● **Goal of the exercise**
Print every entry again exactly, with no pictures.

● **Given data**
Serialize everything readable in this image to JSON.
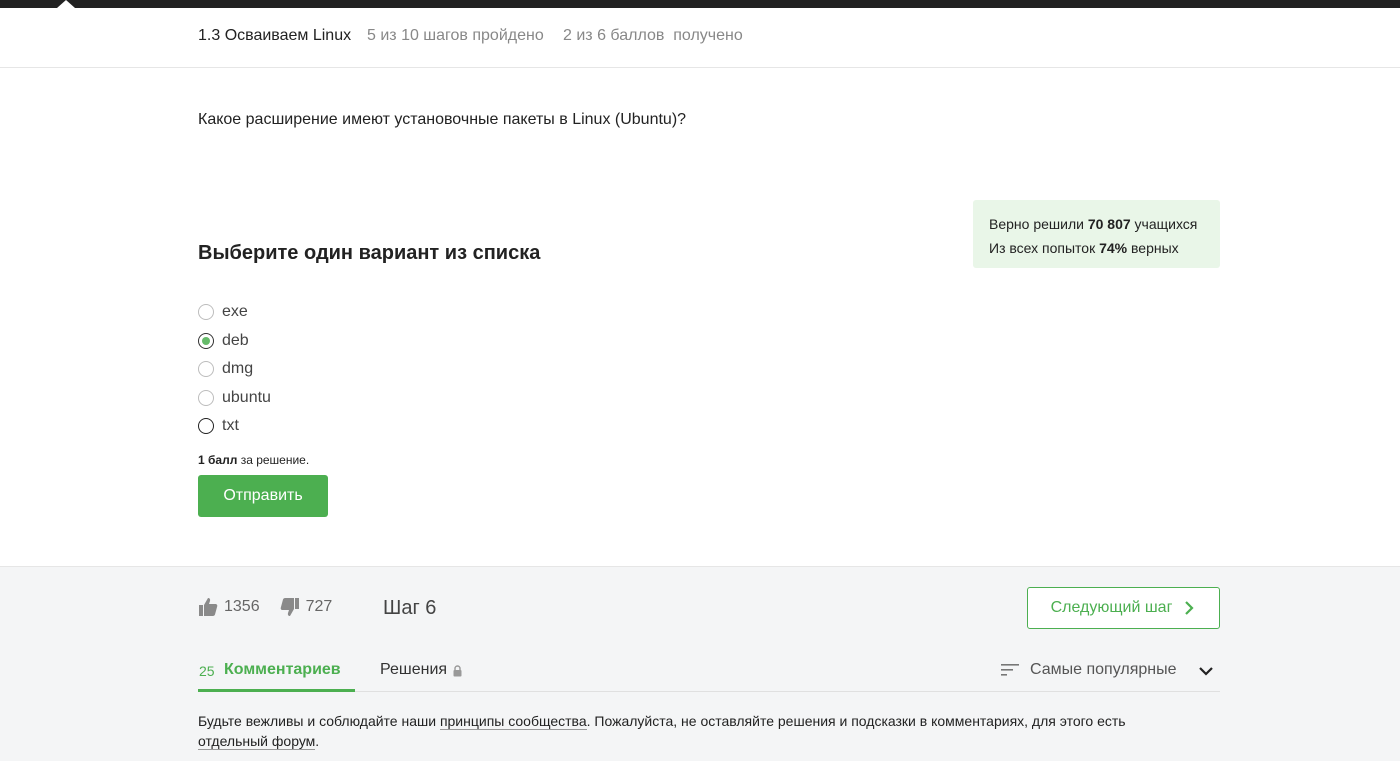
{
  "header": {
    "lesson_title": "1.3 Осваиваем Linux",
    "progress": "5 из 10 шагов пройдено",
    "score": "2 из 6 баллов  получено"
  },
  "question": "Какое расширение имеют установочные пакеты в Linux (Ubuntu)?",
  "stats": {
    "solved_prefix": "Верно решили",
    "solved_count": "70 807",
    "solved_suffix": "учащихся",
    "attempts_prefix": "Из всех попыток",
    "attempts_percent": "74%",
    "attempts_suffix": "верных"
  },
  "choose_title": "Выберите один вариант из списка",
  "options": [
    {
      "label": "exe",
      "checked": false
    },
    {
      "label": "deb",
      "checked": true
    },
    {
      "label": "dmg",
      "checked": false
    },
    {
      "label": "ubuntu",
      "checked": false
    },
    {
      "label": "txt",
      "checked": false
    }
  ],
  "points": {
    "bold": "1 балл",
    "rest": "за решение."
  },
  "submit_label": "Отправить",
  "footer": {
    "likes": "1356",
    "dislikes": "727",
    "step_label": "Шаг 6",
    "next_label": "Следующий шаг",
    "tabs": {
      "comments_count": "25",
      "comments_label": "Комментариев",
      "solutions_label": "Решения"
    },
    "sort_label": "Самые популярные",
    "notice": {
      "part1": "Будьте вежливы и соблюдайте наши ",
      "link1": "принципы сообщества",
      "part2": ". Пожалуйста, не оставляйте решения и подсказки в комментариях, для этого есть ",
      "link2": "отдельный форум",
      "part3": "."
    }
  },
  "colors": {
    "accent": "#4caf50",
    "stats_bg": "#e9f6e8",
    "footer_bg": "#f4f5f6",
    "topbar": "#222222"
  },
  "icons": [
    "thumbs-up-icon",
    "thumbs-down-icon",
    "chevron-right-icon",
    "lock-icon",
    "sort-icon",
    "chevron-down-icon"
  ]
}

● **Reply to the task**
Serialize everything readable in this image to JSON.
{
  "header": {
    "lesson_title": "1.3 Осваиваем Linux",
    "progress": "5 из 10 шагов пройдено",
    "score": "2 из 6 баллов  получено"
  },
  "question": "Какое расширение имеют установочные пакеты в Linux (Ubuntu)?",
  "stats": {
    "solved_prefix": "Верно решили",
    "solved_count": "70 807",
    "solved_suffix": "учащихся",
    "attempts_prefix": "Из всех попыток",
    "attempts_percent": "74%",
    "attempts_suffix": "верных"
  },
  "choose_title": "Выберите один вариант из списка",
  "options": [
    {
      "label": "exe",
      "checked": false
    },
    {
      "label": "deb",
      "checked": true
    },
    {
      "label": "dmg",
      "checked": false
    },
    {
      "label": "ubuntu",
      "checked": false
    },
    {
      "label": "txt",
      "checked": false
    }
  ],
  "points": {
    "bold": "1 балл",
    "rest": "за решение."
  },
  "submit_label": "Отправить",
  "footer": {
    "likes": "1356",
    "dislikes": "727",
    "step_label": "Шаг 6",
    "next_label": "Следующий шаг",
    "tabs": {
      "comments_count": "25",
      "comments_label": "Комментариев",
      "solutions_label": "Решения"
    },
    "sort_label": "Самые популярные",
    "notice": {
      "part1": "Будьте вежливы и соблюдайте наши ",
      "link1": "принципы сообщества",
      "part2": ". Пожалуйста, не оставляйте решения и подсказки в комментариях, для этого есть ",
      "link2": "отдельный форум",
      "part3": "."
    }
  },
  "colors": {
    "accent": "#4caf50",
    "stats_bg": "#e9f6e8",
    "footer_bg": "#f4f5f6",
    "topbar": "#222222"
  },
  "icons": [
    "thumbs-up-icon",
    "thumbs-down-icon",
    "chevron-right-icon",
    "lock-icon",
    "sort-icon",
    "chevron-down-icon"
  ]
}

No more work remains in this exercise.